Provided it has this notation, the radio will have access to the NOAA weather alert station and the other AM/FM stations in the area. So long as it can register this information, it has the most basic safety features. Ocean vessels require a transponder system so that you can signal for help if needed.


Finally, look at the input features on the marine radio: this refers to how it takes in information. Provided you have already determined that it can scan for relevant radio stations, you can move on to investigating its AUX capacity. This is basically the plugin that enables you to attach your music system and curate a playlist.

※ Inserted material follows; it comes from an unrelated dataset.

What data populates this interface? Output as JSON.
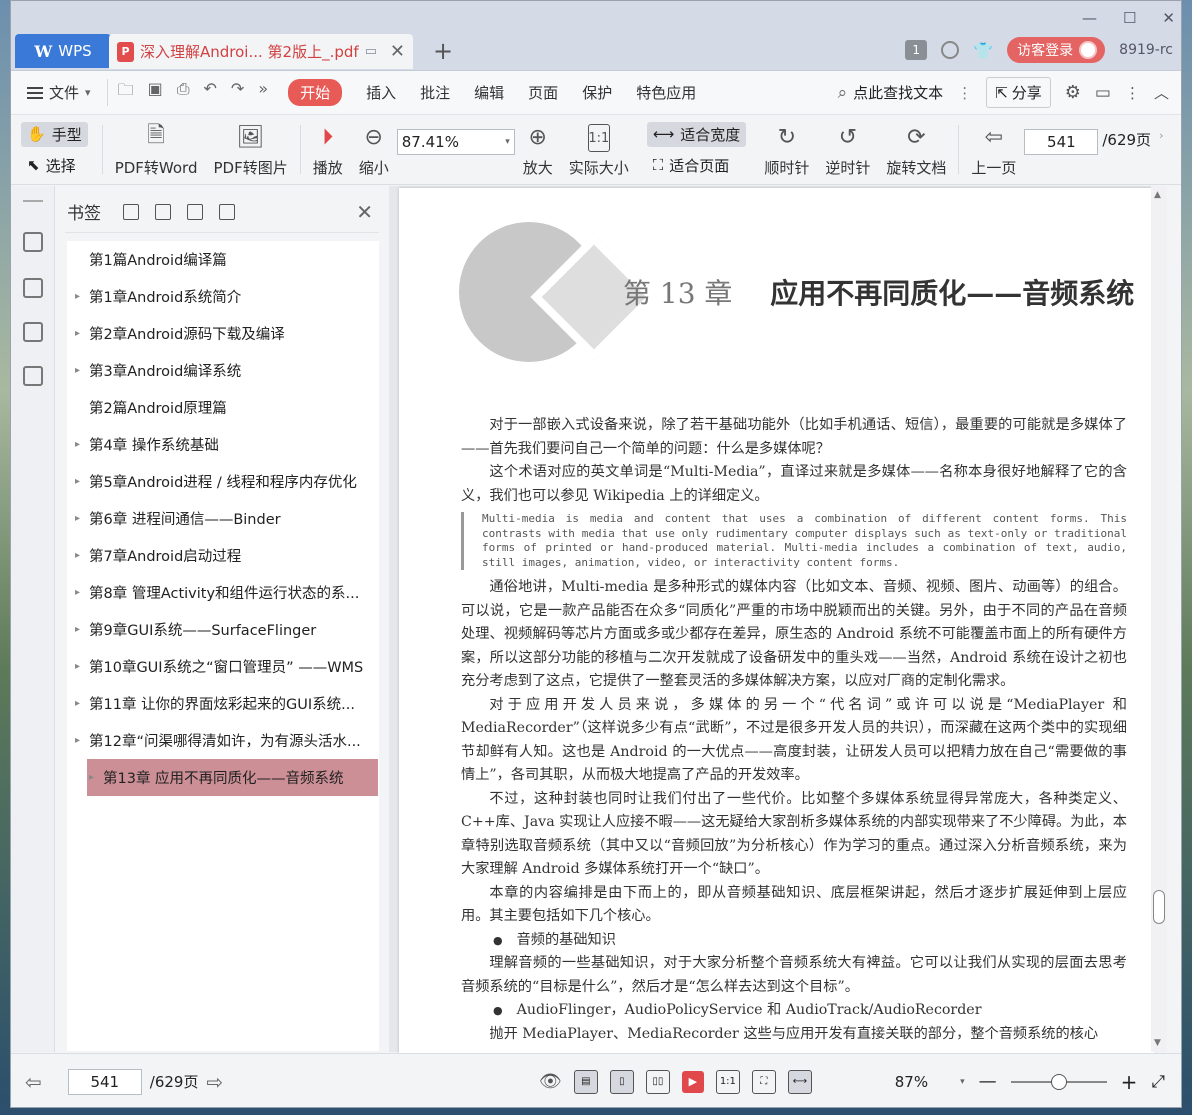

Another worthy feature to look for that falls under this category is Bluetooth capacity, which lets you link remotely to the radio and command it using your smart device. Though this is less important for ocean craft, it is a helpful feature on lake boats.

Care and Maintenance for Marine Radios

To extend the lifespan of your marine radio, it is essential to care for it properly. The first part of this process occurs during installation: be sure to read through the manual thoroughly and follow the setup procedure. It’s better to take a few extra minutes up front instead of risking tech issues further down the line.

Provided it’s installed correctly, most of the maintenance should be fairly straightforward. Wipe down the surface whenever possible and keep the ports clean and free of debris. From there, simply check on it before you set sail. Routine radio maintenance involves running diagnostics. Test all the functions to make sure that everything is in working order. If there is an issue, you can deal with it at that time.

  • Keep it clean and free of debris, much as you would your motorcycle radio .
  • Avoid overworking the speakers to prevent the speaker system from breaking.
  • If your radio doesn’t hardwire to the boat and is separate like an ATV sound bar be sure to store it securely.
  • For handheld radios, ensure that you have spare batteries on hand in case it dies.
  • Always check on the function of your radio before you set sail to make sure everything works.
Boat interior with control panel instruments
Having a marine radio is more than a convenience; it is necessary for your safety, especially if you plan to go on the ocean

Best Marine Radio FAQ:

Especially if you are new to the world of boating, it is normal to have some questions. Gathering all relevant information before choosing your radio is not only prudent, it’s essential. To help you in your fact-finding mission, we’ve addressed some of the most commonly asked questions below.

Q: Who makes the best marine VHF radio?

Many companies make quality VHF marine radios, including BOSS, Pyle, and Uniden.

Q: What frequency do marine radios use?

VHF (very high frequency) radios use a frequency range between 156 and 174 megahertz.

Q: Can you use a marine radio on land?

No, especially if you are using marine-specific wavelengths, you shouldn’t use marine radios on land for security reasons.

Our Top Pick

After careful consideration, we’ve named the BOSS Marine Gauge Receiver as our top choice. It is created by a well-reputed manufacturer, is made to install securely into the dash of your boat, and receives a wide range of frequencies. Connecting via USB and Bluetooth, this powerful radio system is suitable for marine enthusiasts of all experience levels.

Final Thoughts

Now that you’re familiar with the nuances of marine radios, you can make your pick—it could be the BOSS Marine Gauge Receiver or the affordability of the Pyle Marine Bluetooth Radio .


  1. Marine VHF Radio – Wikipedia